Fred nearly gets a swastika tattoo while trying to uncover details about a white supremacy group. The men utter hateful slurs against Jewish people, and each reveals a swastika tattoo.
A few lighthearted jokes about race are heard. Other jokes include sarcastic remarks about one particular political party and an unfit presidential candidate.
A woman confesses to using the bathroom in a handbag. A guy admits that when he was 12, he urinated on a dog.
Long Shot is everything you'd expect from an R-rated comedy starring Seth Rogen. But it’s spruced up a bit by the presence of actress Charlize Theron.
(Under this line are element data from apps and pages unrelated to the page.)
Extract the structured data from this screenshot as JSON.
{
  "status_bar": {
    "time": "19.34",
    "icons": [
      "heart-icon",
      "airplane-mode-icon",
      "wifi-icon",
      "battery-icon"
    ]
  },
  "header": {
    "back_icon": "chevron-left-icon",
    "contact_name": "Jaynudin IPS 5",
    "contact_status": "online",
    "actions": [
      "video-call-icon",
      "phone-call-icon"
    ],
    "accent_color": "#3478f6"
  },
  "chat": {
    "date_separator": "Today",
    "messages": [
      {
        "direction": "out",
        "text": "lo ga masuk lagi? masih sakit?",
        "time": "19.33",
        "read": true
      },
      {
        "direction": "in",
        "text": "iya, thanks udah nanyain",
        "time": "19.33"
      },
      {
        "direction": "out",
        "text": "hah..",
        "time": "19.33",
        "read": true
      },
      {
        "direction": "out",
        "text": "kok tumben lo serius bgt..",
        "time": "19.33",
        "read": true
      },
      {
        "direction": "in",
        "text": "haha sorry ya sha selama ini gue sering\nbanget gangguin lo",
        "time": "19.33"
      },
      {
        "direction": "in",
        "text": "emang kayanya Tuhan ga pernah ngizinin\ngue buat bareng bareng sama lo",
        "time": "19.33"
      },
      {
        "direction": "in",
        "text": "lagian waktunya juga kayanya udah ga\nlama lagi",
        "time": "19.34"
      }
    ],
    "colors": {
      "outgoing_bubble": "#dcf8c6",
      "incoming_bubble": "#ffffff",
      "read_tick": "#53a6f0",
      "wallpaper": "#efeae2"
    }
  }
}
Whereas most other films in this genre can be almost completely content-laden, this one actually has some likeable, funny characters who fight for good causes. And it’s always nice to see a romantic comedy where the underdog is valued.
But that's where we stop using the word nice as an adjective to describe this movie in any other way. Simply put, Long Shot's suggestive sex scenes, explicit banter and constant barrage of harsh profanity are anything but.
Other Belief Systems
Readability Age Range
Charlize Theron as Charlotte Field; Seth Rogen as Fred Flarsky; June Diane Raphael as Maggie Millikin; O’Shea Jackson Jr. as Lance; Ravi Patel as Tom; Bob Odenkirk as President Chambers; Andy Serkis as Parker Wembley; Tristan D. Lalla as Agent M; Alexander Skarsgård as Prime Minister James Steward; Aviva Mongillo as Young Charlotte; Braxton Herda as Young Fred; Lisa Kudrow as Katherine
Jonathan Levine ( )
May 3, 2019